comScore’s latest study on email usage returned a result we already suspected was true – more people are using their mobile phones to access their email causing a drop in web-based email usage.
The shift is more about the advances in technology and less about the way we use email to communicate. Web-based email has always been about ease of access. If you’re only using Outlook then your work emails stay at work and home emails stay home. Forwarding emails from one computer to another was the only way to gather all of the information in one place and if you were traveling the you were stuck.

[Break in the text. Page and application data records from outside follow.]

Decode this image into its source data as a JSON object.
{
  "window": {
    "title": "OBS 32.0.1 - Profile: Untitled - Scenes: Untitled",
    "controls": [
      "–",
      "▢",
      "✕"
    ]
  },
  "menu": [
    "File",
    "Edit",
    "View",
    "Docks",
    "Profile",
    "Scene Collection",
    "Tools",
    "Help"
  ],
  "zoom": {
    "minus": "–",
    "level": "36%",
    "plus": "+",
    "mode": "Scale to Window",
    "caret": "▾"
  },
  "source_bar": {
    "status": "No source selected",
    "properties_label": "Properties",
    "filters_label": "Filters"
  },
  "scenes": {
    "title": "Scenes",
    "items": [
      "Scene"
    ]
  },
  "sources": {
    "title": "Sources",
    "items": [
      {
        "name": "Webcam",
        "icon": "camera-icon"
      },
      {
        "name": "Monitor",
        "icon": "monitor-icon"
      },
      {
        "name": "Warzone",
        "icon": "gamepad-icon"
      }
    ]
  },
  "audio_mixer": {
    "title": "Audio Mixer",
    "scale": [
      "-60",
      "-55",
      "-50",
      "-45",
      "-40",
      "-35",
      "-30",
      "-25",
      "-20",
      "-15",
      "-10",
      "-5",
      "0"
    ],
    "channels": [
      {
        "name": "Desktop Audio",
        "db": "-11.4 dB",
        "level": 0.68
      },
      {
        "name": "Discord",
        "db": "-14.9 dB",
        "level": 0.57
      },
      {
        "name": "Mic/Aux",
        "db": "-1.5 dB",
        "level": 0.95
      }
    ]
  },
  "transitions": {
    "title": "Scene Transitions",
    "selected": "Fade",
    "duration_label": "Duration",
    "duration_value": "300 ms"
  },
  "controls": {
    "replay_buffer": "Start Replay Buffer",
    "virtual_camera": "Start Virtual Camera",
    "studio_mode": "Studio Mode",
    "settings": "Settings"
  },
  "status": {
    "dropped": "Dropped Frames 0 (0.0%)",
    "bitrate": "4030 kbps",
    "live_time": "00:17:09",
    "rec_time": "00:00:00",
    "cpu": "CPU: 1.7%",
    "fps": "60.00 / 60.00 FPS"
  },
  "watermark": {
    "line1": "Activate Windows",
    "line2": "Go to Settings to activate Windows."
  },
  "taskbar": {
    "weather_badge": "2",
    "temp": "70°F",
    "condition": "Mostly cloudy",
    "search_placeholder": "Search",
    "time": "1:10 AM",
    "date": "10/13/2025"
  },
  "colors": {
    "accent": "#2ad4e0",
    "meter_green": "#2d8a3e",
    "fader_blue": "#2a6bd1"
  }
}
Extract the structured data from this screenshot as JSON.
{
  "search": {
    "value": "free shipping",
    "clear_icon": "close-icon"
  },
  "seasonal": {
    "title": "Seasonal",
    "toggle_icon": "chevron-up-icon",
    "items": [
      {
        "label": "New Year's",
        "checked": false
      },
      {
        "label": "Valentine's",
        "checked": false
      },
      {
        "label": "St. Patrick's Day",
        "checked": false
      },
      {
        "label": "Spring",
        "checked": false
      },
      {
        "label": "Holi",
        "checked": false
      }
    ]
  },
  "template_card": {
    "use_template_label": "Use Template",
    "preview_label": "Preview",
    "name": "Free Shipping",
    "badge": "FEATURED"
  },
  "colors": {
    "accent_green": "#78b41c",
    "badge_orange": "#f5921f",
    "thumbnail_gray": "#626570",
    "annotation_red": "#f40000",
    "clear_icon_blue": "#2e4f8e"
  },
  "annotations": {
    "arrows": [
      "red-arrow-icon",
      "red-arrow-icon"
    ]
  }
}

With the invention of web-based email programs, email became portable and centralized. Everything in one place and you can access it from home, the office, at your mom’s house or at the beach if you’ve got a laptop and WiFi. Of course, web-based email addresses have also been used as email dumping grounds, a “throw away” email address you can use to access websites and signup for things without fear of being deluged with spam.
According to comScore’s stats, the number of people visiting a web-based email site went down 6% over last year. Not a huge number, but look at the other side. Mobile email usage grew by 36% over last year.
Age plays a huge factor in the web vs mobile saga (surprise, surprise), with a 53% decline in web-mail usage in the 12-17 age group. Frankly, I’m surprised that age group is even using email, but maybe they won’t be in the near future if things continue in this matter. The only uptick in web-based email usage was the 55 and older groups with all other age groups coming in with declines of 14% to 18%.
Conversely, mobile email usage increased all across the board with the 25-34 age group being 60% more likely to use mobile email than web-based email. Male users edged out the women by 14%.
Mark Donovan, comScore senior vice president of mobile said:
“What we have seen in the smartphone era is the rapid acceleration of data consumption, which has helped drive mobile usage across multiple categories including email. In a relatively short period of time, adoption of mobile email has reached 78 percent of the smartphone population, which is very similar to the penetration of web-based email among Internet users. These findings demonstrate just how quickly channel shifts can occur and why it’s now essential for media brands to have a strong presence in both arenas.”
You can read the full report right here.